As early as June 13, 1985, Rajiv told the US Congress that he wished to promote India in the service of the world.

It struck an immediate chord in each one of us, giving a delightful feeling. It was believed that a bright young avatar had truly arrived. Here was a man who could speak our language, who was in step with us and who understood our hopes and longings of a million years (should it be ears?) and hearts because he was not part of the Congress politics of manipulation and caucuses.

Gandhi was one of us. Fresh from the ranks, an ordinary guy with a family and interests in music and photography.

Gandhi’s entry into politics was not just as the son of Indira Gandhi but as the great Prince Charming who would defeat the demented demons violating our society and usher in a new era of honesty, equality and change.

Remember his scorching remarks to his avaricious partymen at the 1985 Congress centenary in Mumbai, denouncing power brokers and favour seekers, decrying the lethargy in the party and the distance between leaders and the people?

Gandhi’s conviction that the panchayat raj was the only instrument to ensure power to the people was born out of his commitment to the masses.

As he saw poor and ill-clad masses hailing him with sheer love writ large on their faces, he resolved to devote his time, his power, his position and eventually his life in their service.

Wasting resources and time on needless tension was a sheer criminal act for him.

With the same zeal, Gandhi initiated the missions designed to upgrade technology in a time-bound manner.

It was Gandhi who brought the computer and hi-tech knowledge boom to India, which the Bharatiya Janata Party (BJP) government tried to hijack in the form of the India Shining campaign.

His education policy of 1986 still holds good today.

For the first time, the phrase NRI came into vogue as Gandhi opened the country’s doors for Indian experts wanting to return home. In order to facilitate their return, he initiated quick administrative reforms that saw technocrats occupying policy-making positions for the first time, enraging the power-hungry.

As a child Gandhi was a perfectionist and would go on making efforts to improve. A deft motor mechanic, who at the slightest excuse would lie under his car to mend it, an expert cameraman according to Simi Grewal, for whom the young prime minister was no less than a professional who guided her own cameramen.

He was the man who polished his own shoes.

Even as a pilot he was always busy with one manual job or another. That he was better off than many other Indians and was a privileged scion of the Nehru clan did not seem to matter to him. He was an airline pilot – granted he had the advantage of being the prime minister’s son and grandson of another – and showed others that they didn’t have to be an obsequious khadi-clad type to make it to the top.
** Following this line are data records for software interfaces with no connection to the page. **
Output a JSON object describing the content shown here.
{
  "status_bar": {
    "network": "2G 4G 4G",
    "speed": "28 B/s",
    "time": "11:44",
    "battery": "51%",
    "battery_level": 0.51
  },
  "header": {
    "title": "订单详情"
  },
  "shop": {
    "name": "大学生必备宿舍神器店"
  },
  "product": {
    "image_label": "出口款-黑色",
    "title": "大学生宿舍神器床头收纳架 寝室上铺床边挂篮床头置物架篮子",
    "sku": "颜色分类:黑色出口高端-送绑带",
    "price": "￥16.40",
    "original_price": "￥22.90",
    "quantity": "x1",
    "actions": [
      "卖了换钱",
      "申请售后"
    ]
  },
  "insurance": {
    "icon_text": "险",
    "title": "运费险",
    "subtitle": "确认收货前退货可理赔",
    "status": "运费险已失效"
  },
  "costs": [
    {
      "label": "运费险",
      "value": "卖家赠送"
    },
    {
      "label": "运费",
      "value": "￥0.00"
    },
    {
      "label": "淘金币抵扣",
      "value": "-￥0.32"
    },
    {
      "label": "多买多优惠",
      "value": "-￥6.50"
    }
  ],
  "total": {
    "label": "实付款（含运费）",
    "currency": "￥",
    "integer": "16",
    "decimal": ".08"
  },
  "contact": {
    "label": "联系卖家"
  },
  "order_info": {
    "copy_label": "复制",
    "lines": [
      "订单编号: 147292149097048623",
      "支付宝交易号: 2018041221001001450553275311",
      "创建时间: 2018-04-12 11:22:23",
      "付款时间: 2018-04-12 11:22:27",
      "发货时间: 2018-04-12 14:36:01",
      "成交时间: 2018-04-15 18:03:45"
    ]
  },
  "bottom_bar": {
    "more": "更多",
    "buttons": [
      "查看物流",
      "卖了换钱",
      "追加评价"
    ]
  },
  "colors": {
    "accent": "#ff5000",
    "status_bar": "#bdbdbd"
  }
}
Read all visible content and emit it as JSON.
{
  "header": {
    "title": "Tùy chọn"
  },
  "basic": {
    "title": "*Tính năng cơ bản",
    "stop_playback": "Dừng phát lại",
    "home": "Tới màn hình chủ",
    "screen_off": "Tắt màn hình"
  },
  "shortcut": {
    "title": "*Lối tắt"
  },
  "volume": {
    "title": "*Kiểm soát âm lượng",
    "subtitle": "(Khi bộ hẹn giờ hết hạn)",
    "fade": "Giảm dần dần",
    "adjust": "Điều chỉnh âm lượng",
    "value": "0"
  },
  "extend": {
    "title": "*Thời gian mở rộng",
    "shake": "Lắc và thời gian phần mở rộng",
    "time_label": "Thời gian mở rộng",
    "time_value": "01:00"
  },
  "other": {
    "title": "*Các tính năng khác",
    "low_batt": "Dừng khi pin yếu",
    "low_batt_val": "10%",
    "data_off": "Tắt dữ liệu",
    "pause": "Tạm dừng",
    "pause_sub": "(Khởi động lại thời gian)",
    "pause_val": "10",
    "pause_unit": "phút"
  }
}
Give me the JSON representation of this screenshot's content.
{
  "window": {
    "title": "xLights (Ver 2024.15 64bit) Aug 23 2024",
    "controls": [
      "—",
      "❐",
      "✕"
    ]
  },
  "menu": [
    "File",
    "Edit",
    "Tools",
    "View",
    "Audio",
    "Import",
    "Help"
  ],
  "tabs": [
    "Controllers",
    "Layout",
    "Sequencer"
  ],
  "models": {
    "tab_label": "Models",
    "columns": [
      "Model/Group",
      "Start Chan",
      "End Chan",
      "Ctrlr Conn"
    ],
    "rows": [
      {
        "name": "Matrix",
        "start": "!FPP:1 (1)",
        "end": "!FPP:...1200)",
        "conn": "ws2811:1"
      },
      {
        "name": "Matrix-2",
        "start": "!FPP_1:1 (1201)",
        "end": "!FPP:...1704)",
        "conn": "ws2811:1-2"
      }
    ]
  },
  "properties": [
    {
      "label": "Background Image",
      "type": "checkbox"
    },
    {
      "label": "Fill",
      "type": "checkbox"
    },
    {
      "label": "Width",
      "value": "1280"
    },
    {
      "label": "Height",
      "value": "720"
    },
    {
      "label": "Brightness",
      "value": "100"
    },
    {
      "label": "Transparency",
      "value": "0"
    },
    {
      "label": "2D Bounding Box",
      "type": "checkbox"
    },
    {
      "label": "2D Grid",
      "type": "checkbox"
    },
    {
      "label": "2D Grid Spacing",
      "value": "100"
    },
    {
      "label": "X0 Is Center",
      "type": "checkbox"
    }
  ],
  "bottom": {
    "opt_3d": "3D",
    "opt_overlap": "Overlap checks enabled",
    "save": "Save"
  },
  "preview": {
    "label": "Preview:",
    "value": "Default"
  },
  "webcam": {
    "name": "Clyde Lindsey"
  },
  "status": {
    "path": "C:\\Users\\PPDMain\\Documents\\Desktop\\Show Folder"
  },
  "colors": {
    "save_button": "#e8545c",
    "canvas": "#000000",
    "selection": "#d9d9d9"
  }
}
Many of his political rivals cracked snide jokes about his Italian Gucci and Lotto shoes, his Cartier sunglasses, Armani suits and designer jeans knowing well that he was magnetic, better looking, better dressed and a man of immense charm.

Few politicians could match Gandhi’s open, cheerful, disarming smile.

It converted even the hardest of cynics, or at least reduced their opposition.

One of Rajiv’s great strengths was his youth. He had so much to live for, so much to do, despite all our caviling, cribbing and carping.

There was a lump in many throats, certainly in mine as I groped for thoughts and words while watching his son, daughter and widow standing so compelling alone and with such dignity as the flames devoured a man loved by generations. Truly, he would have made India the most powerful country.

(19-08-2014- Firoz Bakht Ahmed is a commentator on educational, social and religious issues. The views expressed are personal. He can be contacted at [email protected])